recommended federal stay-at-home guidelines. “Our communities are built on hospitality and socialization,” said Anderson. “It is by far one of the advantages of living at a community like Village On The Isle to enjoy social, recreational, dining, and other communal experiences that keep residents active, healthy, and engaged in life. That said, residents have adapted well. They are using technology more with neighbors, friends, and loved ones, and also using the in-house television channels, where staff launched in-home exercises for residents and worship services, including a special Good Friday and Easter service. They are also encouraging residents to go outdoors for regular exercise and to enjoy nature. We have to look at serving residents holistically – mind, body, and spirit. We know social isolation is proven to negatively impact one’s overall health and well-being, so ‘social distancing’ is not proper for us; therefore, we use terms like ‘physical distancing’ instead. We need everyone to maintain proper physical distancing to avoid the risk of the virus.”
Many residents are former clinicians, nurses and doctors, scientists and epidemiologists, teachers and professors, and corporate executives responsible for directing large organizations and they have provided vital feedback. “We’ve benefitted greatly by the collective brain trust of our residents and the open lines of communication we foster with them,” said Anderson. “Our leadership team receives emails, voice and video messages, and hand-written notes from residents, which all applaud the efforts taken by Village On The Isle to safeguard residents and staff. We value our residents’ opinions as we do not want them to feel trapped in their homes during this pandemic. We want them to be safe and able to make good decisions for themselves. We also want them to find purpose through all the current circumstances.”
“I believe the general public underestimates how active elders are in their communities,”
Anderson added. “Some people, including healthcare providers, believe we are one giant nursing
home, which is the furthest from the truth. Our residents remain as active as they did in their
younger years and maybe even more nowadays. They play golf and tennis, go to the gym daily,
fish and enjoy the beaches, work part-time jobs, consult, and volunteer in their churches or other
community groups. Our nation has major blind spots and we need to quit judging and perceiving the capabilities of older adults by their physical appearances. Our elders are capable of making major decisions throughout their life. They are active and can be amazing contributors to make us a better and more caring and loving society.

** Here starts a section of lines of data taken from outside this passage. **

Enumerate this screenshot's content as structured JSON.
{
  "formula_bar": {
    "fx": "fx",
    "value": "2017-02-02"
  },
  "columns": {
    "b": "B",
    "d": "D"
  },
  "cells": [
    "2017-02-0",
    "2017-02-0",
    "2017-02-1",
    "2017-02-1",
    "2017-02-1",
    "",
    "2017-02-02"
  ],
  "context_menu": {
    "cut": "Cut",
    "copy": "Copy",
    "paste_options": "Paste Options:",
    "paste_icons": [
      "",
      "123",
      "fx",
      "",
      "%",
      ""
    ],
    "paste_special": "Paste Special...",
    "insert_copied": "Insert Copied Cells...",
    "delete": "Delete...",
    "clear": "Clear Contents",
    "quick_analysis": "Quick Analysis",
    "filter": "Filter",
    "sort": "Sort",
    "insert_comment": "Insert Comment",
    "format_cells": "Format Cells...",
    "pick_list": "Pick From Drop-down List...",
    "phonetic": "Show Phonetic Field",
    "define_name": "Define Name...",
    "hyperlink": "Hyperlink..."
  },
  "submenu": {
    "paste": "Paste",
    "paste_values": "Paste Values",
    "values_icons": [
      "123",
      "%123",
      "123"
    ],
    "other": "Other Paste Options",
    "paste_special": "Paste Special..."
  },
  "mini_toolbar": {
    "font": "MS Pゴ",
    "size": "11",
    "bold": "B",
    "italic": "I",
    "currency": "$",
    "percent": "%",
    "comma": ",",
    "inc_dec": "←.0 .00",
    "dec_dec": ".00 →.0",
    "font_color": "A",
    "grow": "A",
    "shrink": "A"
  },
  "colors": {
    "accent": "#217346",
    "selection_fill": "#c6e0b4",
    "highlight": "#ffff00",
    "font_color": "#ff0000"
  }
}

“It is unfortunate that long-term care providers are seemingly often viewed under one, negative lens. I firmly believe this is not an accurate portrayal of the dedicated people working in these facilities. In fact, our long-term care providers have some of the most capable staff and medical advisors in caring for the nation’s most vulnerable. I also believe it is imperative that long-term care facilities have increased access to testing, more broadly and quickly, so that our long-term care providers can help to manage the spread of COVID-19. If there are available test kits, we can use registered nurses and other trained clinical staff at our facilities, including attending physicians, to perform the tests and deliver them immediately to a laboratory for results. This approach helps us get ahead of the virus spreading and will save lives.”
Anderson concluded with a message of hope, “Village On The Isle will continue to do absolutely everything in our power to protect our residents and staff from this virus, and we will continue to foster an environment of transparency and open communication with residents, families, staff and beyond.”